It is no secret that Utilities lag behind other sectors when it comes to the adoption of cloud computing. But why is this and what is keeping utilities from making the leap to the cloud?
The financial merits and technical benefits of cloud computing and corresponding software-as-a-service (SaaS) delivery models have been clearly demonstrated across all major industries such as banking, healthcare and a variety of federal and state government agencies.
It is my belief that the lack of cloud adoption by utilities is primarily due of two major issues: perceived security risks and financial accounting.
Security will always be at the top of a utility’s priority list. Over the last decade many potential purchases of cloud based utility solutions have been derailed with a Director of IT expressing dismay about where an application with sensitive data is hosted.
I get it – security is of the utmost importance for utilities.

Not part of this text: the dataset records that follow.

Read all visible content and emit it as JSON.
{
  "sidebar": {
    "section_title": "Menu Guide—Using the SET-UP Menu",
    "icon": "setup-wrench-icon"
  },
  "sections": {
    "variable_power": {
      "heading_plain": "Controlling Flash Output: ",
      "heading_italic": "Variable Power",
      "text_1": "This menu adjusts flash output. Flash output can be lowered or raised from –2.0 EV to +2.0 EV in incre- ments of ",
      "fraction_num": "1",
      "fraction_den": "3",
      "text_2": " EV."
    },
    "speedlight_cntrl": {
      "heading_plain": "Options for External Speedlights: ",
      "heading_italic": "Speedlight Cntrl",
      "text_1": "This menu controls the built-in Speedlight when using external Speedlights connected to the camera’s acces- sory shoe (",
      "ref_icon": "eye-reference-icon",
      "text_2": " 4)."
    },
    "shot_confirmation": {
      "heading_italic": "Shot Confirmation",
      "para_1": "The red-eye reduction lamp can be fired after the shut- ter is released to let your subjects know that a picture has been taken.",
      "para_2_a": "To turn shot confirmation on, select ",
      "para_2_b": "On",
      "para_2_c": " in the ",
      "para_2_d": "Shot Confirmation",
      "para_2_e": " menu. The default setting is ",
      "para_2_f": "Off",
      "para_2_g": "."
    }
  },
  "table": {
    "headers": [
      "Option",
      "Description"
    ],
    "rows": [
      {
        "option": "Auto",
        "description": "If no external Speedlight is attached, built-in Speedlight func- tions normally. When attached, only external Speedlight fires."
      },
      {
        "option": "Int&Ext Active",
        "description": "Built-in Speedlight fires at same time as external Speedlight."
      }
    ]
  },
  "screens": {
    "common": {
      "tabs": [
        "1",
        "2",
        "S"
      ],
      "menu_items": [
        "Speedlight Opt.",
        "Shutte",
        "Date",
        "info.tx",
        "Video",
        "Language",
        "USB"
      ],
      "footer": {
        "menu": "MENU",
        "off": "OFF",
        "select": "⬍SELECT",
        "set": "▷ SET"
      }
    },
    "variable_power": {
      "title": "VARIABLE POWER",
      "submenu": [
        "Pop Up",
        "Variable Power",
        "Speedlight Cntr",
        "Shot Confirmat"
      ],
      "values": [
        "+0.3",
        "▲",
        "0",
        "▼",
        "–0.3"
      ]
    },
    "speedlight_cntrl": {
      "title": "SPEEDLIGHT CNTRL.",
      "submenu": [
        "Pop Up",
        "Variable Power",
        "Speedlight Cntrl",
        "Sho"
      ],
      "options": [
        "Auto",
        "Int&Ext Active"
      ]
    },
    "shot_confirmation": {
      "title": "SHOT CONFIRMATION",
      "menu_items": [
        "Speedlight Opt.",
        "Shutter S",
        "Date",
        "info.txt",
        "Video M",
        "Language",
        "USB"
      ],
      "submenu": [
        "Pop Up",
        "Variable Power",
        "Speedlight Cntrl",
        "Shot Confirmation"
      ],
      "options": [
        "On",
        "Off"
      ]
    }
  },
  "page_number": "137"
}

But does this reluctance to trust the cloud really make sense anymore? Most of us rely on cloud solutions every day to handle our most confidential and sensitive information whether it be banking information, health records or family pictures.
So why not utilities?
Fortunately, the climate is changing. Courageous and forward thinking utility managers are now starting to acknowledge that Cloud providers are much better positioned to meet the industry’s exacting security requirements. A recent IDC study reported that over 75% of utilities now believe that cloud providers can provide better security than their own IT staff.
It makes perfect sense when you think about it. The entire business of cloud providers is dependent on providing a secure environment for their customers and their sensitive information.
Financial Accounting – Op-Ex Vs. Cap-Ex
Unfortunately, there is a fundamental disincentive for utilities when it comes to cloud computing. Current Utility regulation does not allow utilities to rate-base operational expenses such as cloud computing costs. As a result, Capital Expenditures on IT infrastructure are viewed as a “good” because they provide for a regulated rate of return. Correspondingly, Operational Expenditures on cloud services are viewed as “bad”. It goes without saying that this approach is short-sighted.
Fortunately, it appears that changes are on the way.
A few months ago, the National Association of Regulatory Utility Commissioners (NARUC) adopted a resolution encouraging state regulators to consider allowing cloud computing costs to be paid out of a utility’s capital budget. Now this is a step in the right direction.
It is clear to me that the savings and operational efficiencies resulting from replacing archaic and costly legacy systems with cloud solutions is better for rate payers than any profits derived from a Cap-Ex based replacement.
Fortunately, utilities are realizing that they can no longer afford to ignore the cloud. A recent study by IDC Energy Insights survey reveals that 74% of utilities indicated that public cloud is their dominant, long-term platform strategy to meet IT needs.
This is encouraging as there are numerous tangible benefits for utilities to increase their investment in cloud solutions:
- Agility to adapt quickly to rapidly changing business requirements
- Scalability for increasing amounts of data and customer demands
- Improved reliability & performance with a predictable cost of ownership
- Continuous updates and disaster recovery strategies
Ultimately, the most important benefit will be allowing utilities to focus on their core business which is providing outstanding, affordable and reliable services to their customers.